FIELDS OF EDUCATION,
CAREER OPTIONS AND PROSPECTUS
MASTER OF BUSINESS ADMINISTRATION
Types of MBA Programs
Choosing an MBA program is an important decision for anyone who is
interested in attending business school. There are many different MBA programs
that are currently available.
Full-time M.B.A. (2 years): Known as the classic model, these
traditional programs take roughly 24 months to complete and generally adhere
to the U.S. academic calendar (October–July). Under this model, coursework is
generally divided into two or three semesters. B-schools offering these
programs usually expect the students to live at the institution or nearby
(adding to the overall cost). Graduates of these programs are considered to
have premier M.B.A. qualification and are the first choice for recruiters
seeking qualified M.B.A. graduates.
Full-time M.B.A. (1 year): Project assignments and practical exams may
extend past a full calendar year. In fact, 18 months is not uncommon for
"one-year" programs. When considering this program do not underestimate its
difficulty. Completing course work in one year is more aggressive and intense
than the two-year option. This option may be very attractive to people wanting
to reduce their time away from work. Consider your stamina and determination
Part-time M.B.A. (2–8 years): Part-time programs are becoming the most
popular option for students seeking an M.B.A. Your B-school's part-time
program may offer courses on weekday evenings or on the weekends. These
programs are extremely attractive to individuals living nearby who do not want
to interrupt their full-time work schedule. Recruiters often recognize the
determination shown by M.B.A. students who complete their coursework while
working full-time. Core courses are similar to the “classic” M.B.A. program
but often lack the range of course offerings.
Distance learning M.B.A. (2–3+ years): Students learn primarily through
audio-visual and self-study avenues including phone, fax, or Internet.
Seminars, summer school, or weekend sessions may also be required to complete

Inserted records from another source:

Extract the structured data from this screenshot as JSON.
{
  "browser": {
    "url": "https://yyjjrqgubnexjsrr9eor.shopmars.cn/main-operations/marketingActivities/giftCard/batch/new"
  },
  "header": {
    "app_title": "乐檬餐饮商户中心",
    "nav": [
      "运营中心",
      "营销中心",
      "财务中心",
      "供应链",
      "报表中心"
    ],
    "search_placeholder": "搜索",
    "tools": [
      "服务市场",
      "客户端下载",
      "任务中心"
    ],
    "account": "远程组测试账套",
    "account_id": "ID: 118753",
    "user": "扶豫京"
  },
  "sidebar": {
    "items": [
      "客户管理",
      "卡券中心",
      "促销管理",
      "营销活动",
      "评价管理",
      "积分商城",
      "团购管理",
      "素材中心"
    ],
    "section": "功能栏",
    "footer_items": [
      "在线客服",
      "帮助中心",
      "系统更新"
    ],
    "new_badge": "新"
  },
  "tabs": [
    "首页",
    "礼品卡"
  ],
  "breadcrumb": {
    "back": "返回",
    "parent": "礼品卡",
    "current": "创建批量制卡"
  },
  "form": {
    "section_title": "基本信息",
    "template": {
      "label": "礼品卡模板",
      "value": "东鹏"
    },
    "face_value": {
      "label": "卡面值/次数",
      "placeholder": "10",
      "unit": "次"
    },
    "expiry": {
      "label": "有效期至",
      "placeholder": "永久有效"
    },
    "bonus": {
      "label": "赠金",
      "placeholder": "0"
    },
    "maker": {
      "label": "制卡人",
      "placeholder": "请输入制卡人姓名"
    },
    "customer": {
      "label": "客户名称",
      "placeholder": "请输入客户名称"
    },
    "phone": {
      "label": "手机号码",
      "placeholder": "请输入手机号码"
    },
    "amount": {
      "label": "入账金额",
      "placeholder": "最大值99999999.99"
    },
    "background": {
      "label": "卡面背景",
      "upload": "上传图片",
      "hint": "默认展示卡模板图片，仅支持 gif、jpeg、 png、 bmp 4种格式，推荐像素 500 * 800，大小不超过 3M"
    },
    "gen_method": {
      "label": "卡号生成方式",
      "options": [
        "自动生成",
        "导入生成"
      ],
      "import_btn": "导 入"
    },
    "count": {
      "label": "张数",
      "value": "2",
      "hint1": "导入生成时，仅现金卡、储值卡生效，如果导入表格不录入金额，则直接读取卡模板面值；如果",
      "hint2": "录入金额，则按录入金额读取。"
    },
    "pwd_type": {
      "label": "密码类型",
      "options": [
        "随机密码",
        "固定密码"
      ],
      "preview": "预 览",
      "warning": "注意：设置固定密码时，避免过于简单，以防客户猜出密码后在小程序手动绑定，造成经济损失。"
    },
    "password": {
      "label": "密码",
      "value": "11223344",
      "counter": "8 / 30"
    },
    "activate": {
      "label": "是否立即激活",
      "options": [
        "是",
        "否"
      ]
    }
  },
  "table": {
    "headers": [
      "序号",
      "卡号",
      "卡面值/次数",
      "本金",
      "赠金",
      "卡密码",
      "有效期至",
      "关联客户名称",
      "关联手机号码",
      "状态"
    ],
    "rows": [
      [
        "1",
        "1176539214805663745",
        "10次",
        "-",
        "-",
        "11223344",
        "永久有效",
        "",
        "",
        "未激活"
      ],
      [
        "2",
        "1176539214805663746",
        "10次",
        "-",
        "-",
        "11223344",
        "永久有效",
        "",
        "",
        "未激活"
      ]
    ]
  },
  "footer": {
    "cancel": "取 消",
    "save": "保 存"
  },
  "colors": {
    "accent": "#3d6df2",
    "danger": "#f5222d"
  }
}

the program. Distance learning M.B.A. programs are designed for individuals
who cannot attend regular classes because of geography, schedule conflicts, or
similar reasons. Succeeding in these programs requires self-discipline. If
you’re used to learning on your own, you may excel in this format, which
generally has minimal, if any, group project work or discussion sessions.
Modular M.B.A.: These programs interweave your academic experience with
work (and completion times vary). Not only will you be able to apply what you
learn to a real-world setting, but you also gain actual experience. Programs
like these are popular in Europe.
Corporate M.B.A.: This is a fairly new program, also known as a
consortium M.B.A. Courses are taught at a business school. The school and the
local business community agree on the curriculum. These schools seek diversity
and encourage group discussions and project work to fuel new ideas that will
ultimately benefit the community and improve local commerce.
Executive M.B.A.: Companies nominate their executives and pay the
required tuition and fees to ultimately get a highly trained executive. These
programs offer flexible schedules to accommodate busy executives, including
evening and weekend courses and individual project work.